How does internet policy affect Maghreb-Machrek human rights defenders (HRDs) in their work? Who are the major players in internet policy and how can Maghreb-Machrek HRDs effectively engage them? These were the questions discussed at the regional seminar on freedom of expression, freedom of association and the right to the internet, in Marrakesh, Morocco.
GISWatch is an annual report covering the state of the information society from the perspectives of civil society. This year’s key theme is surveillance. Read the report and explore the findings by country.
“He is as useless as a dog” this was part of a Facebook post by a young Kenyan photographer on the wall of a Kenyan politician, Mr. Lewis Nguyai. The Facebook post has since led to the photographer’s arrest and may ultimately result in a defamation suit. Kenya’s National Cohesion and Integration Commission (NCIC) which was set up after the post election violence in 2008 to “promote equality of opportunity, good relations, harmony and peaceful coexistence between persons of different ethnic and racial backgrounds in Kenya” claims that they received 60 complaints in February 2012 regarding defamatory comments made about individuals on social media web sites. In most countries defamation is entrenched in local laws and mostly predicated on Article 11 of the Universal Declaration of Human Rights, which guarantees legal protection against “attacks upon … honour and reputation”.

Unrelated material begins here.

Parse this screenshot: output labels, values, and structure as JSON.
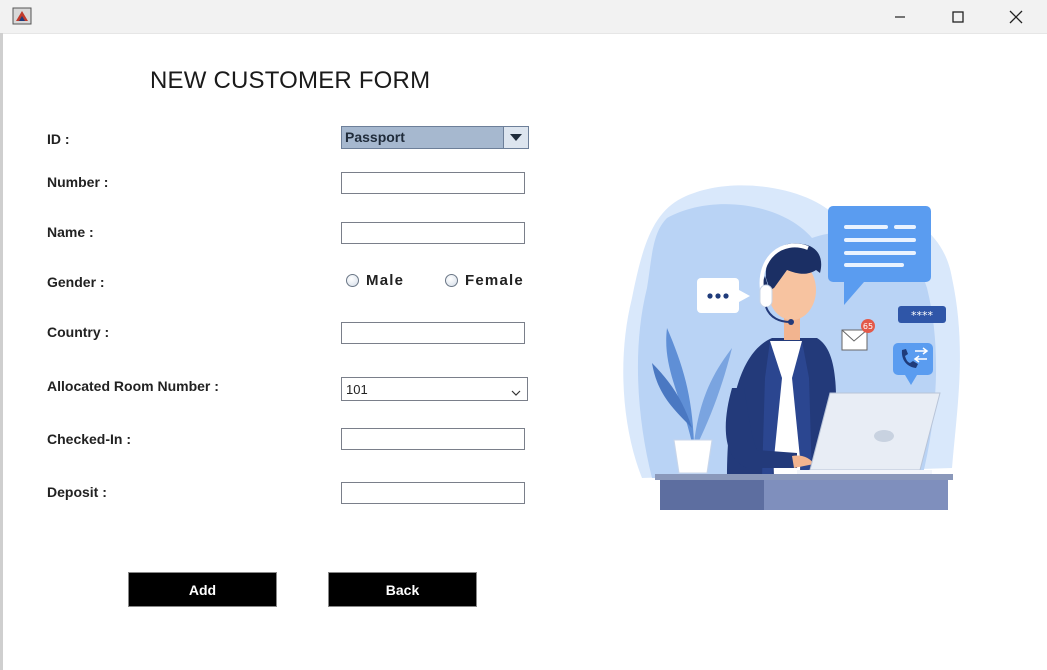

India is known as an IT powerhouse but still has the greatest number of poor people of any country in the world. India’s experience with policies for digital inclusion therefore may offer some useful lessons for other developing countries. This case study provides an analysis of the ambitious Common Service Centres (CSCs) scheme of the National e-Governance Plan.